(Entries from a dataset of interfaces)
══════════════════════════════
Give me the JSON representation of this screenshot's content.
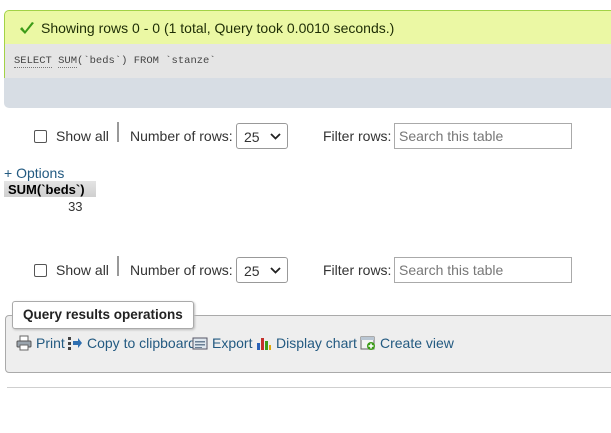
{
  "status": {
    "message": "Showing rows 0 -  0 (1 total, Query took 0.0010 seconds.)",
    "color": "#ebf8a4"
  },
  "query": {
    "select_kw": "SELECT",
    "sum_kw": "SUM",
    "rest": "(`beds`) FROM `stanze`"
  },
  "nav_top": {
    "show_all": "Show all",
    "num_rows_label": "Number of rows:",
    "num_rows_value": "25",
    "filter_label": "Filter rows:",
    "search_placeholder": "Search this table"
  },
  "nav_bottom": {
    "show_all": "Show all",
    "num_rows_label": "Number of rows:",
    "num_rows_value": "25",
    "filter_label": "Filter rows:",
    "search_placeholder": "Search this table"
  },
  "options_link": "+ Options",
  "results": {
    "columns": [
      "SUM(`beds`)"
    ],
    "rows": [
      [
        "33"
      ]
    ]
  },
  "operations": {
    "legend": "Query results operations",
    "print": "Print",
    "copy": "Copy to clipboard",
    "export": "Export",
    "display_chart": "Display chart",
    "create_view": "Create view"
  },
  "colors": {
    "link": "#235a81",
    "success_border": "#a2d246",
    "sql_footer": "#d7dde4"
  }
}
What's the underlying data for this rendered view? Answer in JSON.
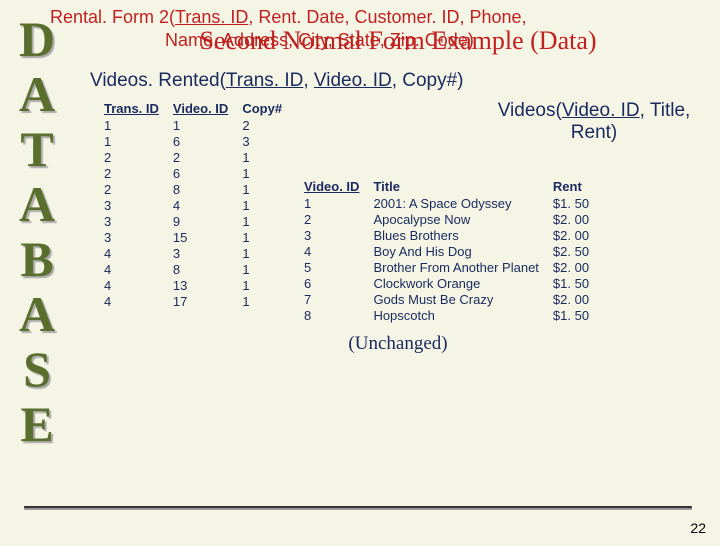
{
  "sidebar": {
    "letters": [
      "D",
      "A",
      "T",
      "A",
      "B",
      "A",
      "S",
      "E"
    ]
  },
  "title": "Second Normal Form Example (Data)",
  "schema1": {
    "prefix": "Videos. Rented(",
    "underlined": "Trans. ID",
    "mid": ", ",
    "underlined2": "Video. ID",
    "suffix": ", Copy#)"
  },
  "schema2": {
    "prefix": "Videos(",
    "underlined": "Video. ID",
    "suffix": ", Title, Rent)"
  },
  "table1": {
    "headers": [
      "Trans. ID",
      "Video. ID",
      "Copy#"
    ],
    "rows": [
      [
        "1",
        "1",
        "2"
      ],
      [
        "1",
        "6",
        "3"
      ],
      [
        "2",
        "2",
        "1"
      ],
      [
        "2",
        "6",
        "1"
      ],
      [
        "2",
        "8",
        "1"
      ],
      [
        "3",
        "4",
        "1"
      ],
      [
        "3",
        "9",
        "1"
      ],
      [
        "3",
        "15",
        "1"
      ],
      [
        "4",
        "3",
        "1"
      ],
      [
        "4",
        "8",
        "1"
      ],
      [
        "4",
        "13",
        "1"
      ],
      [
        "4",
        "17",
        "1"
      ]
    ]
  },
  "table2": {
    "headers": [
      "Video. ID",
      "Title",
      "Rent"
    ],
    "rows": [
      [
        "1",
        "2001:  A Space Odyssey",
        "$1. 50"
      ],
      [
        "2",
        "Apocalypse Now",
        "$2. 00"
      ],
      [
        "3",
        "Blues Brothers",
        "$2. 00"
      ],
      [
        "4",
        "Boy And His Dog",
        "$2. 50"
      ],
      [
        "5",
        "Brother From Another Planet",
        "$2. 00"
      ],
      [
        "6",
        "Clockwork Orange",
        "$1. 50"
      ],
      [
        "7",
        "Gods Must Be Crazy",
        "$2. 00"
      ],
      [
        "8",
        "Hopscotch",
        "$1. 50"
      ]
    ]
  },
  "unchanged": "(Unchanged)",
  "rental": {
    "line1_prefix": "Rental. Form 2(",
    "line1_underlined": "Trans. ID",
    "line1_suffix": ", Rent. Date, Customer. ID, Phone,",
    "line2": "Name, Address, City, State, Zip. Code)"
  },
  "page": "22"
}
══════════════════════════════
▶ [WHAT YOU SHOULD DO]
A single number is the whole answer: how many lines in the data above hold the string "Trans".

▶ [SOLUTION BELOW]
3